nightmares with disturbed him, but he tells me that these bad
dreams tend to disappear and become less and less intense, so
that now he has a more peaceful and restoring sleep; he also
eats with a better appetite.
To sum up: since his arrival here there has been a slight
improvement in his condition which makes him hope for a
He spends the entire day drawing in the park here, but as I
find him entirely tranquil, I have promised to let him go out
in order to find scenery outside this establishment.
You ask for my opinion regarding the probable cause of his
illness. I must tell you that for the time being I will not
make any prognosis, but I fear that it may be serious, as I
have every reason to believe that the attack which he has had
is the result of a state of epilepsy and if this should be
confirmed one should be concerned about the future.

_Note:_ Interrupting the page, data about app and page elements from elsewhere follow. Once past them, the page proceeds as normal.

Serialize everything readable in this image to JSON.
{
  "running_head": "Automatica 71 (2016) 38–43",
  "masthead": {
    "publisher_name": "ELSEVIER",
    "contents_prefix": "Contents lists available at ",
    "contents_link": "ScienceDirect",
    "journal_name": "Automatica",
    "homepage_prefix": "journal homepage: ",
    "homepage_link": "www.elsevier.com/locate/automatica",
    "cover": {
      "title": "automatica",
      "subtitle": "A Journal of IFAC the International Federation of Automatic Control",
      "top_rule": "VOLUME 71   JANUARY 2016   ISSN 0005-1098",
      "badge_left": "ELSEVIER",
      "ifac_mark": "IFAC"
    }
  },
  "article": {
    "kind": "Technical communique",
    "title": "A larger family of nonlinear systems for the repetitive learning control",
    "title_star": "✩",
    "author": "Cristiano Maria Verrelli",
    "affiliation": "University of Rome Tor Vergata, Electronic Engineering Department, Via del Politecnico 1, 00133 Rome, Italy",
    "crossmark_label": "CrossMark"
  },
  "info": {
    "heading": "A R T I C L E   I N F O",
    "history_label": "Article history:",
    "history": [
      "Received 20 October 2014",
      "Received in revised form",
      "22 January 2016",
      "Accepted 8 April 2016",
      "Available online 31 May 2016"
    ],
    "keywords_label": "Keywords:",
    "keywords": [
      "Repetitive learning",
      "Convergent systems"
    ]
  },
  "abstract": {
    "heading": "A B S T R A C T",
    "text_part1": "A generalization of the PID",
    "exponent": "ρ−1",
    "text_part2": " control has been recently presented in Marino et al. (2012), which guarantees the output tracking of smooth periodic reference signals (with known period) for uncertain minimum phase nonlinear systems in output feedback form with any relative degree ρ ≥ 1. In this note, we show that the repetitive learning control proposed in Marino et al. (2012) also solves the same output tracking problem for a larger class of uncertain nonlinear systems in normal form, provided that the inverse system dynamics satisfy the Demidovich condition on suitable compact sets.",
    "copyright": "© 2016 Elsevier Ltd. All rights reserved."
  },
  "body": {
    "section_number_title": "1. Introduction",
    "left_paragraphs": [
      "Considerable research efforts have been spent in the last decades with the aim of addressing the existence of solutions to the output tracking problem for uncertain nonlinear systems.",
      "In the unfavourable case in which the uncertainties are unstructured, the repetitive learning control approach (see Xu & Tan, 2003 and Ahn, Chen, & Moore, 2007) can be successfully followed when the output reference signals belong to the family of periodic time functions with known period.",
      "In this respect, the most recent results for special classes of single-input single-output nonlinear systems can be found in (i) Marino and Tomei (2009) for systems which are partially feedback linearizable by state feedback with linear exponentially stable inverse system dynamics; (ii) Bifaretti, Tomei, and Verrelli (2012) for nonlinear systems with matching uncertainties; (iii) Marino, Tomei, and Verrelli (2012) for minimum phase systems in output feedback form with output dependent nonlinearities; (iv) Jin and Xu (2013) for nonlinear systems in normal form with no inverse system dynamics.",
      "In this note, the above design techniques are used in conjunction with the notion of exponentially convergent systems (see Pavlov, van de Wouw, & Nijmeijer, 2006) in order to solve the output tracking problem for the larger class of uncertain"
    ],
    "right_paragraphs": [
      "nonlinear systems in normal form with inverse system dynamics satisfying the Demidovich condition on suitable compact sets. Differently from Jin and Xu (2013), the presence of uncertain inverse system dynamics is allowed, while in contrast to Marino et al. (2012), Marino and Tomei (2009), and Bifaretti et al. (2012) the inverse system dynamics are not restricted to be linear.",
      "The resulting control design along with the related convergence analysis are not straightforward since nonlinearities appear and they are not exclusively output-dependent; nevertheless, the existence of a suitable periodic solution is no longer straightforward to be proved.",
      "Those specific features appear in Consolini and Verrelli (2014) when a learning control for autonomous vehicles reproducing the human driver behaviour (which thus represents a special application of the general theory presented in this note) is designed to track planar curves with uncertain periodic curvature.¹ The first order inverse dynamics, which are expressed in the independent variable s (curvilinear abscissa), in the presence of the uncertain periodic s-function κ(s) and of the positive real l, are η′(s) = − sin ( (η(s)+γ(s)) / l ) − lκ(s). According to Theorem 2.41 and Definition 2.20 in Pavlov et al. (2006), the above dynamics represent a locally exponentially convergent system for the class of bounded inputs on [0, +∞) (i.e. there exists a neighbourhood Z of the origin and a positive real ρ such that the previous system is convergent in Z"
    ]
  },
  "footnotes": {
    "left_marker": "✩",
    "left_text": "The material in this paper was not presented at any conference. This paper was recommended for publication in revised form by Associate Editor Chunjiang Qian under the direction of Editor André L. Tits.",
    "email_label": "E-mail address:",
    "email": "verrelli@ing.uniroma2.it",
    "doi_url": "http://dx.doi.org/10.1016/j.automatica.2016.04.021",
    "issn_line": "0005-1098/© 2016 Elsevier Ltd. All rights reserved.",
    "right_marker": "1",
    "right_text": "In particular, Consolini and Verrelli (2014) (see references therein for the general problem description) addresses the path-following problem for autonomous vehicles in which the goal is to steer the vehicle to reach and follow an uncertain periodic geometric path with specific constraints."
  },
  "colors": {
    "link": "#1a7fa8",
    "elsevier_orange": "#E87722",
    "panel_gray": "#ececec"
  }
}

I hope to go to Paris in the course of June. It will be an
honour to come and see you and talk to you about your patient
better than one can do by letter…
St.-Rémy, 24 February 1890.
I again confirm receiving the registered letter addressed to
[Postscript] I have had to send two men with a carriage to
fetch him from Arles, and it is not known where he spent the
night from Saturday to Sunday. He had taken with him a painting
of an Arlésienne, but it has not been found.
At this time, Vincent was 36 year old
Dr. T. Peyron. Letter to Theo van Gogh. Written 1889 - 1890 in St.-Rémy. Translated by Robert Harrison, edited by Robert Harrison, number .
This letter may be freely used, in accordance with the terms of this site.